In 2008, Chevron was awarded the MMS national Safety Award for Excellence and has been a finalist for this award several consecutive years. This April, Chevron won two additional MMS district safety awards. During the same time span, Shell was fined $325,000 and Exxon Mobil was fined $280,000. ATP Oil & Gas Corp., in which Feldman has invested, was fined $35,000 for two incidents. Last year, there were eight injuries at BP offshore work sites, according to Interior records. Chevron had nine; Exxon Mobil had three; ATP had four and Murphy Exploration & Production Co. had nine. Three companies were cited for "loss of well control," including Stone Energy Corp., Murphy and LLOG Exploration Offshore Inc., but BP was not. BP had four fires, while Chevron had 15, Exxon had 14 and Kerr-McGee had two.
In his preliminary injunction Tuesday, Feldman found that the Obama administration had not provided adequate reasoning for the blanket drilling ban in deep water. "What seems clear is that the federal government has been pressed by what happened on the Deepwater Horizon into an otherwise sweeping confirmation that all Gulf deepwater drilling activities put us all in a universal threat of irreparable harm," Feldman wrote in his 22-page ruling. "The blanket moratorium, with no parameters, seems to assume that because one rig failed and although no one yet fully knows why, all companies and rigs drilling new wells over 500 feet also universally present an imminent danger."

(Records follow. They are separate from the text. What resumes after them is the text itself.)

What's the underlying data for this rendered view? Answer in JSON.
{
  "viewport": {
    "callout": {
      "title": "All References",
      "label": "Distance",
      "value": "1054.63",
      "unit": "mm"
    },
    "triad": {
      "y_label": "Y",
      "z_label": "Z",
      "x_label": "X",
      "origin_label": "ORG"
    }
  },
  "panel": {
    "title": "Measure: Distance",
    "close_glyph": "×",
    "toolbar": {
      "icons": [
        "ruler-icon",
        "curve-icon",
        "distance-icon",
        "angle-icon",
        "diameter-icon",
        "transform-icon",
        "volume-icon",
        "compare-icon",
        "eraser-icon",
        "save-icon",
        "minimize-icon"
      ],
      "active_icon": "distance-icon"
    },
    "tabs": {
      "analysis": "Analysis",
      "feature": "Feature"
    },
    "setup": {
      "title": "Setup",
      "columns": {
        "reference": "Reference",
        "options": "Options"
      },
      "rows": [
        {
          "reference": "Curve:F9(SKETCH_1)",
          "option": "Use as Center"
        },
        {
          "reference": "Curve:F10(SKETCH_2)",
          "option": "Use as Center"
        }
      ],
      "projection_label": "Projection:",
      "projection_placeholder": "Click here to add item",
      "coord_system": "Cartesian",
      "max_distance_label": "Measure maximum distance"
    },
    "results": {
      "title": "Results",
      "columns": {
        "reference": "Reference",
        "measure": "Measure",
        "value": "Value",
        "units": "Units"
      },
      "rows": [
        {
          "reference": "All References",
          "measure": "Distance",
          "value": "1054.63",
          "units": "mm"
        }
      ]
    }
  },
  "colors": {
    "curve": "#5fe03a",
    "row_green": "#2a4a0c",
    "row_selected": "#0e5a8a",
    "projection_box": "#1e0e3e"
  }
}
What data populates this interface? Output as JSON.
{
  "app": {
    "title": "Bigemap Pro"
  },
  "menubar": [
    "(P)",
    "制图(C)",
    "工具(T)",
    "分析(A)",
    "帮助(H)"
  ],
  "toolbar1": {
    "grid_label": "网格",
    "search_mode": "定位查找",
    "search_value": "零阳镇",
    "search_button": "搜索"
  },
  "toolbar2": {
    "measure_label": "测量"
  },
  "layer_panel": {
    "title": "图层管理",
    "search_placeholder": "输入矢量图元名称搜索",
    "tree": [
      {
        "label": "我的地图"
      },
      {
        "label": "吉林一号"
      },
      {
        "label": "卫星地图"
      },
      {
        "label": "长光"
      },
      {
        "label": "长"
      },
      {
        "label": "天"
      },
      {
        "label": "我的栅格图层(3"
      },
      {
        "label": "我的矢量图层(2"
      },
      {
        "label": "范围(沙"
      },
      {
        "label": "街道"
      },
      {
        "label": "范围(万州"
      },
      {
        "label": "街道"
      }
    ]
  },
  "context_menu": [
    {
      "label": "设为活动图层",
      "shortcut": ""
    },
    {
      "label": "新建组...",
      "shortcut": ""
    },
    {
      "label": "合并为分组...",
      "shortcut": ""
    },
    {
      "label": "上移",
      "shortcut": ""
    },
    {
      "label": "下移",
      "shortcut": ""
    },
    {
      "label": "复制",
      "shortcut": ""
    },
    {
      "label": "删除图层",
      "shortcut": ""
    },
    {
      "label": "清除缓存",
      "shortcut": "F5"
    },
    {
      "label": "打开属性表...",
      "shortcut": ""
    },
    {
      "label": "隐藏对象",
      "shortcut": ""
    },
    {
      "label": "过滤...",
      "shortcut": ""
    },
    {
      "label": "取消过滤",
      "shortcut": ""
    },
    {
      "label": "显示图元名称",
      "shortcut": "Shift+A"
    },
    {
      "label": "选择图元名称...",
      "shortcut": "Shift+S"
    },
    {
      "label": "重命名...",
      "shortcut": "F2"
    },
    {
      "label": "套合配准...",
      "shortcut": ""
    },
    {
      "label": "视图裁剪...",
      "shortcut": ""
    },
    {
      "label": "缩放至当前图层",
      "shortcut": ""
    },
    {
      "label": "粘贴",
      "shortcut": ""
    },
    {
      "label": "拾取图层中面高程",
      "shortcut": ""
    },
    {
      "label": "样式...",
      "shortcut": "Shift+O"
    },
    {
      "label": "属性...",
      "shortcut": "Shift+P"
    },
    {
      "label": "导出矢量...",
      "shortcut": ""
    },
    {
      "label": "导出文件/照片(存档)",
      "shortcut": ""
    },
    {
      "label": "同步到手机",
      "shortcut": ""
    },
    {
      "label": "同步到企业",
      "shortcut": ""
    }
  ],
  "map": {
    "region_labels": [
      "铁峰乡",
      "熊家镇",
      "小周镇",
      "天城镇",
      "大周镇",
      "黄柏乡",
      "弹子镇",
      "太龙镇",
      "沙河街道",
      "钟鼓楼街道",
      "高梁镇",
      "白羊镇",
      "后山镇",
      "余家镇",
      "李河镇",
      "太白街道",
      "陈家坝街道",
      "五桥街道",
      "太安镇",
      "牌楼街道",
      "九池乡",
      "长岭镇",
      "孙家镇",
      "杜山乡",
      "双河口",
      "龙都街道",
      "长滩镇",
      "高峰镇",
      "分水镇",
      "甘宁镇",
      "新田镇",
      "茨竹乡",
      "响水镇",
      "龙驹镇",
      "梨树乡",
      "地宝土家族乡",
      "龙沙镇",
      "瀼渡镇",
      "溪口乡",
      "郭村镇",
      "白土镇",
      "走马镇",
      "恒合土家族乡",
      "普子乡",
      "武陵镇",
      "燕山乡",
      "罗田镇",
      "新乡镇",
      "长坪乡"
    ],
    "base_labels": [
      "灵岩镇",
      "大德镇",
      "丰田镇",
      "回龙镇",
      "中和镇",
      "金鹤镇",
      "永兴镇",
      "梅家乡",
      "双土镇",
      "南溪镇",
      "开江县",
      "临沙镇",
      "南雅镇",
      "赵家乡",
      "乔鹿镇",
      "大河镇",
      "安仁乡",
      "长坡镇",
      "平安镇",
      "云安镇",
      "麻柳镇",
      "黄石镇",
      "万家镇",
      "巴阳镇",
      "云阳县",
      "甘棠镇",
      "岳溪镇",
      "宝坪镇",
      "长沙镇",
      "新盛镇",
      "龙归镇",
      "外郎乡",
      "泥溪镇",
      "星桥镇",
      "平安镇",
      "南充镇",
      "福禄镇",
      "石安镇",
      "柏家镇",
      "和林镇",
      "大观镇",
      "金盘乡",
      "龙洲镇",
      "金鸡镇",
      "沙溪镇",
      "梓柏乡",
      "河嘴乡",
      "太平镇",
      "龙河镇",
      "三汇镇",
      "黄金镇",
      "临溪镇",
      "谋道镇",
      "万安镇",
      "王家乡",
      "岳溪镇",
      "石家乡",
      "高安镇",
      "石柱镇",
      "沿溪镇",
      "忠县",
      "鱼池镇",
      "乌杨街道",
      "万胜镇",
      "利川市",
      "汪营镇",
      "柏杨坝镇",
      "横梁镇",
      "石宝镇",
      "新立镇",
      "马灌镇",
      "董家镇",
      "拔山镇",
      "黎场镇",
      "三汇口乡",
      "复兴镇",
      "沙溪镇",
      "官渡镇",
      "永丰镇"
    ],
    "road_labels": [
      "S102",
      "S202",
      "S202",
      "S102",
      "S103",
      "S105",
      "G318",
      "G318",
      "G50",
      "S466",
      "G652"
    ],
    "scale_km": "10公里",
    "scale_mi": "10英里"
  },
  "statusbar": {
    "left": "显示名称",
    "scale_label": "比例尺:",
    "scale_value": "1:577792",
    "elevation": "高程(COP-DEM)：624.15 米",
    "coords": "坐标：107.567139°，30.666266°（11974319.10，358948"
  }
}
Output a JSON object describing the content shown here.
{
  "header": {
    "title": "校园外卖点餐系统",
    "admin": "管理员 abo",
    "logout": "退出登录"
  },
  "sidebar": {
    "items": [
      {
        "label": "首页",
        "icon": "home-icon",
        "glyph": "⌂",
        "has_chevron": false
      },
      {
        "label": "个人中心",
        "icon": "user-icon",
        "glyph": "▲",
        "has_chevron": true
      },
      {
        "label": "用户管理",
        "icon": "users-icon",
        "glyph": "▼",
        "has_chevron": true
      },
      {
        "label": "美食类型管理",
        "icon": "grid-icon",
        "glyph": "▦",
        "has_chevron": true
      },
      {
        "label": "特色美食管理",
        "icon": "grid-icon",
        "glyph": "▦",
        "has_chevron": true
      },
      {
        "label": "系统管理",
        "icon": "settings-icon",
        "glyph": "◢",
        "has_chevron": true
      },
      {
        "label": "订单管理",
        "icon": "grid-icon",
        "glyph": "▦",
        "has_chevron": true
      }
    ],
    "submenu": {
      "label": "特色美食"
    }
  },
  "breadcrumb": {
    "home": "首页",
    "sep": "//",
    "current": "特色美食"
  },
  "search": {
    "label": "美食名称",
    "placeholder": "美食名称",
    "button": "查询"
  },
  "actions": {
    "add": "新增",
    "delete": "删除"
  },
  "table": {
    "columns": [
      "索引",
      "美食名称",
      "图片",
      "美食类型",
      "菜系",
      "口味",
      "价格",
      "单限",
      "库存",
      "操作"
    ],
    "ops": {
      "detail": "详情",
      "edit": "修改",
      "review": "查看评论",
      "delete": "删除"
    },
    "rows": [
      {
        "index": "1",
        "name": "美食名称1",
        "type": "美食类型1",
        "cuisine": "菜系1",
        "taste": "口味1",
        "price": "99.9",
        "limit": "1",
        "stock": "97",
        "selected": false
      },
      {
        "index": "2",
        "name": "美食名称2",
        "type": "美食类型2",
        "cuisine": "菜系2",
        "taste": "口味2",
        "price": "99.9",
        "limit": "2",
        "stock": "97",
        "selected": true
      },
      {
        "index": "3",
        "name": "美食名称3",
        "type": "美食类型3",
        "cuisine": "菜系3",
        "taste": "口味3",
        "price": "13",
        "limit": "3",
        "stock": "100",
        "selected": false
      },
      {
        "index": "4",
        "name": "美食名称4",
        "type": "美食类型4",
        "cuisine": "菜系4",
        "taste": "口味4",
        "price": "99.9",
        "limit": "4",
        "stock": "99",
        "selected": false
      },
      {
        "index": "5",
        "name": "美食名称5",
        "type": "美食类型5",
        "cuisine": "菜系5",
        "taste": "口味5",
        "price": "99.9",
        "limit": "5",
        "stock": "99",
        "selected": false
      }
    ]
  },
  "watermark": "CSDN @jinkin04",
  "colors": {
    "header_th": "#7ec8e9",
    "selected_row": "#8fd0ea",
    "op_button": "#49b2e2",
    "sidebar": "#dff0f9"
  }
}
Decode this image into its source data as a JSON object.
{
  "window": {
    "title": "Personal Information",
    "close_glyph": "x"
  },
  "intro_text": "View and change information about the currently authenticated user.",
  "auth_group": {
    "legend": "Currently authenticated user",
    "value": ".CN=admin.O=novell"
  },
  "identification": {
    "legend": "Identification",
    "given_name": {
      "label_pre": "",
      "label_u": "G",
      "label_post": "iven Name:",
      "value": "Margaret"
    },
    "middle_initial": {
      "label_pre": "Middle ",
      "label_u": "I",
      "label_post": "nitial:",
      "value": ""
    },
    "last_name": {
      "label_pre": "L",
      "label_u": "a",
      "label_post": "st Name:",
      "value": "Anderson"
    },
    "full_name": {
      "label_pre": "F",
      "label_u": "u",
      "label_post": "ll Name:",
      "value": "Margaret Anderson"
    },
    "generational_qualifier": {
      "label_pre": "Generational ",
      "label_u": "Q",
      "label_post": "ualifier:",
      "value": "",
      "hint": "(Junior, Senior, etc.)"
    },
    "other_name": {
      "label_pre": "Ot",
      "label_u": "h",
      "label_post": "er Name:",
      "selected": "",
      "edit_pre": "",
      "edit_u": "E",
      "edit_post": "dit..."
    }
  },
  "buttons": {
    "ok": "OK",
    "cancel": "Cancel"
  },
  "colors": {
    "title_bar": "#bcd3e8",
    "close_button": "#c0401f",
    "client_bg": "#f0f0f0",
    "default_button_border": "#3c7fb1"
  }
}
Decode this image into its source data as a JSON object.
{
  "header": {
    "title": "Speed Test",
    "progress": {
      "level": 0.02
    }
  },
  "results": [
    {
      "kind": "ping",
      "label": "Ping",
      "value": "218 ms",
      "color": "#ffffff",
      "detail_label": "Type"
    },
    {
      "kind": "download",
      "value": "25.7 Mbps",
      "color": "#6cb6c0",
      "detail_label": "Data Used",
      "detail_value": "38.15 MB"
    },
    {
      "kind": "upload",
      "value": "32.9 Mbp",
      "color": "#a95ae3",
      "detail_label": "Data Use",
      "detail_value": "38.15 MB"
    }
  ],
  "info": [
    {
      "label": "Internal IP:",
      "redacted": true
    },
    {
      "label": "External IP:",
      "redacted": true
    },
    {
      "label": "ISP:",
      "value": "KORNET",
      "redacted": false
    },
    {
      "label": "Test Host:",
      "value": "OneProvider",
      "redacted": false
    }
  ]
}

The White House and environmental groups said they would appeal the ruling, and drillers indicated they would not send rigs back out until they had a clearer picture of the legal situation. The administration's order last month suspended drilling at 33 exploratory wells while an independent panel conducts a six-month study of offshore drilling safety. Oil companies and Gulf state politicians have criticized the move, saying it will serve as an economic blow to an already struggling region. The legal challenge was filed by a group of offshore service companies that shuttle people and supplies to offshore drilling rigs.